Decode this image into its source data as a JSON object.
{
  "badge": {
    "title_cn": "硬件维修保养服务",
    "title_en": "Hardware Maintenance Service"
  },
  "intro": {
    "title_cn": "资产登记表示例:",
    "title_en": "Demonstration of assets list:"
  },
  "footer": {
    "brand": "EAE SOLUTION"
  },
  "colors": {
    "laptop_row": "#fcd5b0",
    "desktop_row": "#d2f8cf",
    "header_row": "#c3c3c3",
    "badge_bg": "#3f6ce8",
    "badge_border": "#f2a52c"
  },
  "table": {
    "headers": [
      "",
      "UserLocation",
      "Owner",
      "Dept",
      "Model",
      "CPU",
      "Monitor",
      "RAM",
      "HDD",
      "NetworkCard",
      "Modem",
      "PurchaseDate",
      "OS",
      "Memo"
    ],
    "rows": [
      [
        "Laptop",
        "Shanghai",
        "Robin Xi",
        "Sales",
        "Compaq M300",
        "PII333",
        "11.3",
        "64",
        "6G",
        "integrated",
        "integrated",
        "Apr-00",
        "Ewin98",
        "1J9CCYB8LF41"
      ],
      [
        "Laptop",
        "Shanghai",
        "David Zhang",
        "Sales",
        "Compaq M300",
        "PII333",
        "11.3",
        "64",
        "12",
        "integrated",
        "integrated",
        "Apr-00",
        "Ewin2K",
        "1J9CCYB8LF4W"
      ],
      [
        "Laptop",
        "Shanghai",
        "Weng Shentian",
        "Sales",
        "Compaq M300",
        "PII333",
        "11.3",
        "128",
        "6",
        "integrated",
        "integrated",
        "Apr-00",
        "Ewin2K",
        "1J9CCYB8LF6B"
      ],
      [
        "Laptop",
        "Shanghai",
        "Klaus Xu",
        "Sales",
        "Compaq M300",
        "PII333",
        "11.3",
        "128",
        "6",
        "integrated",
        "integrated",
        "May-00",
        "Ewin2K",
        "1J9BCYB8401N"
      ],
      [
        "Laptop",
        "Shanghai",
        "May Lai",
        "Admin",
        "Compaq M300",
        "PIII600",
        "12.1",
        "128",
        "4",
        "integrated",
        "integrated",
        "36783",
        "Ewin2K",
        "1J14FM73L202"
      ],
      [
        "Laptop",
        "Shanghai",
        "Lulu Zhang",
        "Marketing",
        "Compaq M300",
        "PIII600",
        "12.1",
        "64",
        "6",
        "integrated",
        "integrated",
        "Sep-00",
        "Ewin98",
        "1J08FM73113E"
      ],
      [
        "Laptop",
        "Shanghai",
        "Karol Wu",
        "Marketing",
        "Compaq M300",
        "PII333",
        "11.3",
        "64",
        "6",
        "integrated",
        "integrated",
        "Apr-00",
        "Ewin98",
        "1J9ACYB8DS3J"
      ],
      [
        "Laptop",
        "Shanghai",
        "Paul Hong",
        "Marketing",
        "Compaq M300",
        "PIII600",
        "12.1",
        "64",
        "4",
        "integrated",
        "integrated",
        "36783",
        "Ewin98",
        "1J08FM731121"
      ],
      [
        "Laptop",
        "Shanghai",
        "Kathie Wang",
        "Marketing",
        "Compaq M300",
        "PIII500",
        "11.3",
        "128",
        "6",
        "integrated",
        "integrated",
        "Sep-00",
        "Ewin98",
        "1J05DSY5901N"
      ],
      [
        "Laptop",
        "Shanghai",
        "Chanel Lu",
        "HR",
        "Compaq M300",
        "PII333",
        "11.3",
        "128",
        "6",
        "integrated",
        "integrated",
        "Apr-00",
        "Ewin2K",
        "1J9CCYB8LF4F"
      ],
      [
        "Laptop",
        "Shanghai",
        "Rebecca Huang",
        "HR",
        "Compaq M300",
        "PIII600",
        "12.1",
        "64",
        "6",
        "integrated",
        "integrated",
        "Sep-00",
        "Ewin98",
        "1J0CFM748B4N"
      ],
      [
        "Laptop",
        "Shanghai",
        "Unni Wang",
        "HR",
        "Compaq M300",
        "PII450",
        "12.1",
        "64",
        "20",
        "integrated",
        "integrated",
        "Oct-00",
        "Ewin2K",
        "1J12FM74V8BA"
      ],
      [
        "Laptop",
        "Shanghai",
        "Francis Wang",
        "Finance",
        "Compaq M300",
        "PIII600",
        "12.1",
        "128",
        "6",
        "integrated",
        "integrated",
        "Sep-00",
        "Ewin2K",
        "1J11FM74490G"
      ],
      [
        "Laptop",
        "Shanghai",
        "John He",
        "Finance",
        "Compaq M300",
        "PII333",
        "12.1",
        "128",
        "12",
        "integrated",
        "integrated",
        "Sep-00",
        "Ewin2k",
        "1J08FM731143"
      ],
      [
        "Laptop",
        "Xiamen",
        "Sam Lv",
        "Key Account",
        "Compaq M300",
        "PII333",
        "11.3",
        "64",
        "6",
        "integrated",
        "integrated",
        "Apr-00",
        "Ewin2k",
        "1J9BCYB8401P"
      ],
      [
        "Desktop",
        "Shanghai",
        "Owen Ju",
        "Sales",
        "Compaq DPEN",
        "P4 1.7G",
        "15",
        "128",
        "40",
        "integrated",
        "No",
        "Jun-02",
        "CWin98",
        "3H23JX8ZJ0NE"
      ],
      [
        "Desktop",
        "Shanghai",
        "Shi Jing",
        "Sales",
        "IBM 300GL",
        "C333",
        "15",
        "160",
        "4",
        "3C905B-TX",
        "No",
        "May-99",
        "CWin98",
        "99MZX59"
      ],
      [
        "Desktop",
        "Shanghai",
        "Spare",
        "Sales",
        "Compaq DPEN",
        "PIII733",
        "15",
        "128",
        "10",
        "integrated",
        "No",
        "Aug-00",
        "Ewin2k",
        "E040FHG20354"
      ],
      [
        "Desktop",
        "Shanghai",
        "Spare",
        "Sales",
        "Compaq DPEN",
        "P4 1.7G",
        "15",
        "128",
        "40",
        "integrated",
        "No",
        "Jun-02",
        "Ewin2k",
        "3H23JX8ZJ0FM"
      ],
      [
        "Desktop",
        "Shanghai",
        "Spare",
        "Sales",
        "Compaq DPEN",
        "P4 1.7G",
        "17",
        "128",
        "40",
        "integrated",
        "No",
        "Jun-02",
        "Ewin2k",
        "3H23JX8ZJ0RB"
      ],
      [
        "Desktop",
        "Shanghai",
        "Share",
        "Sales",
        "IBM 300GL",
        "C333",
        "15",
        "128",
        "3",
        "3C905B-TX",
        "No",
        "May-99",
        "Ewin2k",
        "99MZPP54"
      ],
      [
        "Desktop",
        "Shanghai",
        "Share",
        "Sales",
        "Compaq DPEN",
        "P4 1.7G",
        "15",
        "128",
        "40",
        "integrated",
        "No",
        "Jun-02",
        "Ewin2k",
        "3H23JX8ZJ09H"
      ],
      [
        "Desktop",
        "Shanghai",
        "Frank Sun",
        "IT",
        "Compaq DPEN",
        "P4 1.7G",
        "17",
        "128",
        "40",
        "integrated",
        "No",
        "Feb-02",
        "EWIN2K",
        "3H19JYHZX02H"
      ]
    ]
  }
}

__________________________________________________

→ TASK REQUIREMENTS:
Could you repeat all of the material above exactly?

→ TASK RESULT:
Decode this image into its source data as a JSON object.
{
  "badge": {
    "title_cn": "硬件维修保养服务",
    "title_en": "Hardware Maintenance Service"
  },
  "intro": {
    "title_cn": "资产登记表示例:",
    "title_en": "Demonstration of assets list:"
  },
  "footer": {
    "brand": "EAE SOLUTION"
  },
  "colors": {
    "laptop_row": "#fcd5b0",
    "desktop_row": "#d2f8cf",
    "header_row": "#c3c3c3",
    "badge_bg": "#3f6ce8",
    "badge_border": "#f2a52c"
  },
  "table": {
    "headers": [
      "",
      "UserLocation",
      "Owner",
      "Dept",
      "Model",
      "CPU",
      "Monitor",
      "RAM",
      "HDD",
      "NetworkCard",
      "Modem",
      "PurchaseDate",
      "OS",
      "Memo"
    ],
    "rows": [
      [
        "Laptop",
        "Shanghai",
        "Robin Xi",
        "Sales",
        "Compaq M300",
        "PII333",
        "11.3",
        "64",
        "6G",
        "integrated",
        "integrated",
        "Apr-00",
        "Ewin98",
        "1J9CCYB8LF41"
      ],
      [
        "Laptop",
        "Shanghai",
        "David Zhang",
        "Sales",
        "Compaq M300",
        "PII333",
        "11.3",
        "64",
        "12",
        "integrated",
        "integrated",
        "Apr-00",
        "Ewin2K",
        "1J9CCYB8LF4W"
      ],
      [
        "Laptop",
        "Shanghai",
        "Weng Shentian",
        "Sales",
        "Compaq M300",
        "PII333",
        "11.3",
        "128",
        "6",
        "integrated",
        "integrated",
        "Apr-00",
        "Ewin2K",
        "1J9CCYB8LF6B"
      ],
      [
        "Laptop",
        "Shanghai",
        "Klaus Xu",
        "Sales",
        "Compaq M300",
        "PII333",
        "11.3",
        "128",
        "6",
        "integrated",
        "integrated",
        "May-00",
        "Ewin2K",
        "1J9BCYB8401N"
      ],
      [
        "Laptop",
        "Shanghai",
        "May Lai",
        "Admin",
        "Compaq M300",
        "PIII600",
        "12.1",
        "128",
        "4",
        "integrated",
        "integrated",
        "36783",
        "Ewin2K",
        "1J14FM73L202"
      ],
      [
        "Laptop",
        "Shanghai",
        "Lulu Zhang",
        "Marketing",
        "Compaq M300",
        "PIII600",
        "12.1",
        "64",
        "6",
        "integrated",
        "integrated",
        "Sep-00",
        "Ewin98",
        "1J08FM73113E"
      ],
      [
        "Laptop",
        "Shanghai",
        "Karol Wu",
        "Marketing",
        "Compaq M300",
        "PII333",
        "11.3",
        "64",
        "6",
        "integrated",
        "integrated",
        "Apr-00",
        "Ewin98",
        "1J9ACYB8DS3J"
      ],
      [
        "Laptop",
        "Shanghai",
        "Paul Hong",
        "Marketing",
        "Compaq M300",
        "PIII600",
        "12.1",
        "64",
        "4",
        "integrated",
        "integrated",
        "36783",
        "Ewin98",
        "1J08FM731121"
      ],
      [
        "Laptop",
        "Shanghai",
        "Kathie Wang",
        "Marketing",
        "Compaq M300",
        "PIII500",
        "11.3",
        "128",
        "6",
        "integrated",
        "integrated",
        "Sep-00",
        "Ewin98",
        "1J05DSY5901N"
      ],
      [
        "Laptop",
        "Shanghai",
        "Chanel Lu",
        "HR",
        "Compaq M300",
        "PII333",
        "11.3",
        "128",
        "6",
        "integrated",
        "integrated",
        "Apr-00",
        "Ewin2K",
        "1J9CCYB8LF4F"
      ],
      [
        "Laptop",
        "Shanghai",
        "Rebecca Huang",
        "HR",
        "Compaq M300",
        "PIII600",
        "12.1",
        "64",
        "6",
        "integrated",
        "integrated",
        "Sep-00",
        "Ewin98",
        "1J0CFM748B4N"
      ],
      [
        "Laptop",
        "Shanghai",
        "Unni Wang",
        "HR",
        "Compaq M300",
        "PII450",
        "12.1",
        "64",
        "20",
        "integrated",
        "integrated",
        "Oct-00",
        "Ewin2K",
        "1J12FM74V8BA"
      ],
      [
        "Laptop",
        "Shanghai",
        "Francis Wang",
        "Finance",
        "Compaq M300",
        "PIII600",
        "12.1",
        "128",
        "6",
        "integrated",
        "integrated",
        "Sep-00",
        "Ewin2K",
        "1J11FM74490G"
      ],
      [
        "Laptop",
        "Shanghai",
        "John He",
        "Finance",
        "Compaq M300",
        "PII333",
        "12.1",
        "128",
        "12",
        "integrated",
        "integrated",
        "Sep-00",
        "Ewin2k",
        "1J08FM731143"
      ],
      [
        "Laptop",
        "Xiamen",
        "Sam Lv",
        "Key Account",
        "Compaq M300",
        "PII333",
        "11.3",
        "64",
        "6",
        "integrated",
        "integrated",
        "Apr-00",
        "Ewin2k",
        "1J9BCYB8401P"
      ],
      [
        "Desktop",
        "Shanghai",
        "Owen Ju",
        "Sales",
        "Compaq DPEN",
        "P4 1.7G",
        "15",
        "128",
        "40",
        "integrated",
        "No",
        "Jun-02",
        "CWin98",
        "3H23JX8ZJ0NE"
      ],
      [
        "Desktop",
        "Shanghai",
        "Shi Jing",
        "Sales",
        "IBM 300GL",
        "C333",
        "15",
        "160",
        "4",
        "3C905B-TX",
        "No",
        "May-99",
        "CWin98",
        "99MZX59"
      ],
      [
        "Desktop",
        "Shanghai",
        "Spare",
        "Sales",
        "Compaq DPEN",
        "PIII733",
        "15",
        "128",
        "10",
        "integrated",
        "No",
        "Aug-00",
        "Ewin2k",
        "E040FHG20354"
      ],
      [
        "Desktop",
        "Shanghai",
        "Spare",
        "Sales",
        "Compaq DPEN",
        "P4 1.7G",
        "15",
        "128",
        "40",
        "integrated",
        "No",
        "Jun-02",
        "Ewin2k",
        "3H23JX8ZJ0FM"
      ],
      [
        "Desktop",
        "Shanghai",
        "Spare",
        "Sales",
        "Compaq DPEN",
        "P4 1.7G",
        "17",
        "128",
        "40",
        "integrated",
        "No",
        "Jun-02",
        "Ewin2k",
        "3H23JX8ZJ0RB"
      ],
      [
        "Desktop",
        "Shanghai",
        "Share",
        "Sales",
        "IBM 300GL",
        "C333",
        "15",
        "128",
        "3",
        "3C905B-TX",
        "No",
        "May-99",
        "Ewin2k",
        "99MZPP54"
      ],
      [
        "Desktop",
        "Shanghai",
        "Share",
        "Sales",
        "Compaq DPEN",
        "P4 1.7G",
        "15",
        "128",
        "40",
        "integrated",
        "No",
        "Jun-02",
        "Ewin2k",
        "3H23JX8ZJ09H"
      ],
      [
        "Desktop",
        "Shanghai",
        "Frank Sun",
        "IT",
        "Compaq DPEN",
        "P4 1.7G",
        "17",
        "128",
        "40",
        "integrated",
        "No",
        "Feb-02",
        "EWIN2K",
        "3H19JYHZX02H"
      ]
    ]
  }
}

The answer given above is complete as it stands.